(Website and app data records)
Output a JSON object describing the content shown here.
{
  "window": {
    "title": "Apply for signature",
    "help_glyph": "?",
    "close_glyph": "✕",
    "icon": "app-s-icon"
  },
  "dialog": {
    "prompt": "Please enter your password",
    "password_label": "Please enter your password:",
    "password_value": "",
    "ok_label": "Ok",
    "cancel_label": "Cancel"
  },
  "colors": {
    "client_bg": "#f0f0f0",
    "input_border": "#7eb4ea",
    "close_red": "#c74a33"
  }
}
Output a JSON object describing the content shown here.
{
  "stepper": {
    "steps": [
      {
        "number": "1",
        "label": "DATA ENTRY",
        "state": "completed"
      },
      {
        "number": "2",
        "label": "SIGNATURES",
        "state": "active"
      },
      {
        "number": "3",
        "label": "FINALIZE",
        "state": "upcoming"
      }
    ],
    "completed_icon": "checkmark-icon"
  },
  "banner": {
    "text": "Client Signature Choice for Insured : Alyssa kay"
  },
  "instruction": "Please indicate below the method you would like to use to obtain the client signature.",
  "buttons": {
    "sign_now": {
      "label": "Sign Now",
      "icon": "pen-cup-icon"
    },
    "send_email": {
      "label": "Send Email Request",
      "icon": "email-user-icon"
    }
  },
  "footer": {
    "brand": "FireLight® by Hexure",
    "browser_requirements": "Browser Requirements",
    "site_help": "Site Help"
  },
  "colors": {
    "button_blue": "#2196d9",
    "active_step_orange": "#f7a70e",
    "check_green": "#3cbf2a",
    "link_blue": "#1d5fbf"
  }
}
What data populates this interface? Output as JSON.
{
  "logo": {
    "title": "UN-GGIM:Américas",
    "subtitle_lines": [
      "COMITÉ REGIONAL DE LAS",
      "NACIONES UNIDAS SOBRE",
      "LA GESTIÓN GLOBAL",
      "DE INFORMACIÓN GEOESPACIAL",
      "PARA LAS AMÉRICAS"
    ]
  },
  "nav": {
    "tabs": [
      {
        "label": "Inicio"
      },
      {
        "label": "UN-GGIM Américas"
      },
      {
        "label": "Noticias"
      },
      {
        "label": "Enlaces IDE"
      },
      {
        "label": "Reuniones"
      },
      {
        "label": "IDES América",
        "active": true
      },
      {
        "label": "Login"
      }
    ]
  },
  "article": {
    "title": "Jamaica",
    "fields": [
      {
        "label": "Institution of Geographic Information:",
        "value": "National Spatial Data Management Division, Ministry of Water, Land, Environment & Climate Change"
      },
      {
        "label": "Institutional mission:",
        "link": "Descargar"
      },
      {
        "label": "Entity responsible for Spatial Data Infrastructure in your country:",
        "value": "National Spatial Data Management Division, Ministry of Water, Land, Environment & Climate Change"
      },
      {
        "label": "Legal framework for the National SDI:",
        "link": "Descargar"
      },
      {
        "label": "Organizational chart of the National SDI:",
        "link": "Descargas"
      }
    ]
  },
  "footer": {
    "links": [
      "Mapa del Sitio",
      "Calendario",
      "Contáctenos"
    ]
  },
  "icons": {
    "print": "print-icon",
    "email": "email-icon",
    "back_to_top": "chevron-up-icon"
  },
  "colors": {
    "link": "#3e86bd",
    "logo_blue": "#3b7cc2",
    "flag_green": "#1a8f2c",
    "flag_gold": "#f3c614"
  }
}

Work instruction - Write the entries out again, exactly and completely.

Solution for this exercise -
Output a JSON object describing the content shown here.
{
  "window": {
    "title": "Apply for signature",
    "help_glyph": "?",
    "close_glyph": "✕",
    "icon": "app-s-icon"
  },
  "dialog": {
    "prompt": "Please enter your password",
    "password_label": "Please enter your password:",
    "password_value": "",
    "ok_label": "Ok",
    "cancel_label": "Cancel"
  },
  "colors": {
    "client_bg": "#f0f0f0",
    "input_border": "#7eb4ea",
    "close_red": "#c74a33"
  }
}
Output a JSON object describing the content shown here.
{
  "stepper": {
    "steps": [
      {
        "number": "1",
        "label": "DATA ENTRY",
        "state": "completed"
      },
      {
        "number": "2",
        "label": "SIGNATURES",
        "state": "active"
      },
      {
        "number": "3",
        "label": "FINALIZE",
        "state": "upcoming"
      }
    ],
    "completed_icon": "checkmark-icon"
  },
  "banner": {
    "text": "Client Signature Choice for Insured : Alyssa kay"
  },
  "instruction": "Please indicate below the method you would like to use to obtain the client signature.",
  "buttons": {
    "sign_now": {
      "label": "Sign Now",
      "icon": "pen-cup-icon"
    },
    "send_email": {
      "label": "Send Email Request",
      "icon": "email-user-icon"
    }
  },
  "footer": {
    "brand": "FireLight® by Hexure",
    "browser_requirements": "Browser Requirements",
    "site_help": "Site Help"
  },
  "colors": {
    "button_blue": "#2196d9",
    "active_step_orange": "#f7a70e",
    "check_green": "#3cbf2a",
    "link_blue": "#1d5fbf"
  }
}
What data populates this interface? Output as JSON.
{
  "logo": {
    "title": "UN-GGIM:Américas",
    "subtitle_lines": [
      "COMITÉ REGIONAL DE LAS",
      "NACIONES UNIDAS SOBRE",
      "LA GESTIÓN GLOBAL",
      "DE INFORMACIÓN GEOESPACIAL",
      "PARA LAS AMÉRICAS"
    ]
  },
  "nav": {
    "tabs": [
      {
        "label": "Inicio"
      },
      {
        "label": "UN-GGIM Américas"
      },
      {
        "label": "Noticias"
      },
      {
        "label": "Enlaces IDE"
      },
      {
        "label": "Reuniones"
      },
      {
        "label": "IDES América",
        "active": true
      },
      {
        "label": "Login"
      }
    ]
  },
  "article": {
    "title": "Jamaica",
    "fields": [
      {
        "label": "Institution of Geographic Information:",
        "value": "National Spatial Data Management Division, Ministry of Water, Land, Environment & Climate Change"
      },
      {
        "label": "Institutional mission:",
        "link": "Descargar"
      },
      {
        "label": "Entity responsible for Spatial Data Infrastructure in your country:",
        "value": "National Spatial Data Management Division, Ministry of Water, Land, Environment & Climate Change"
      },
      {
        "label": "Legal framework for the National SDI:",
        "link": "Descargar"
      },
      {
        "label": "Organizational chart of the National SDI:",
        "link": "Descargas"
      }
    ]
  },
  "footer": {
    "links": [
      "Mapa del Sitio",
      "Calendario",
      "Contáctenos"
    ]
  },
  "icons": {
    "print": "print-icon",
    "email": "email-icon",
    "back_to_top": "chevron-up-icon"
  },
  "colors": {
    "link": "#3e86bd",
    "logo_blue": "#3b7cc2",
    "flag_green": "#1a8f2c",
    "flag_gold": "#f3c614"
  }
}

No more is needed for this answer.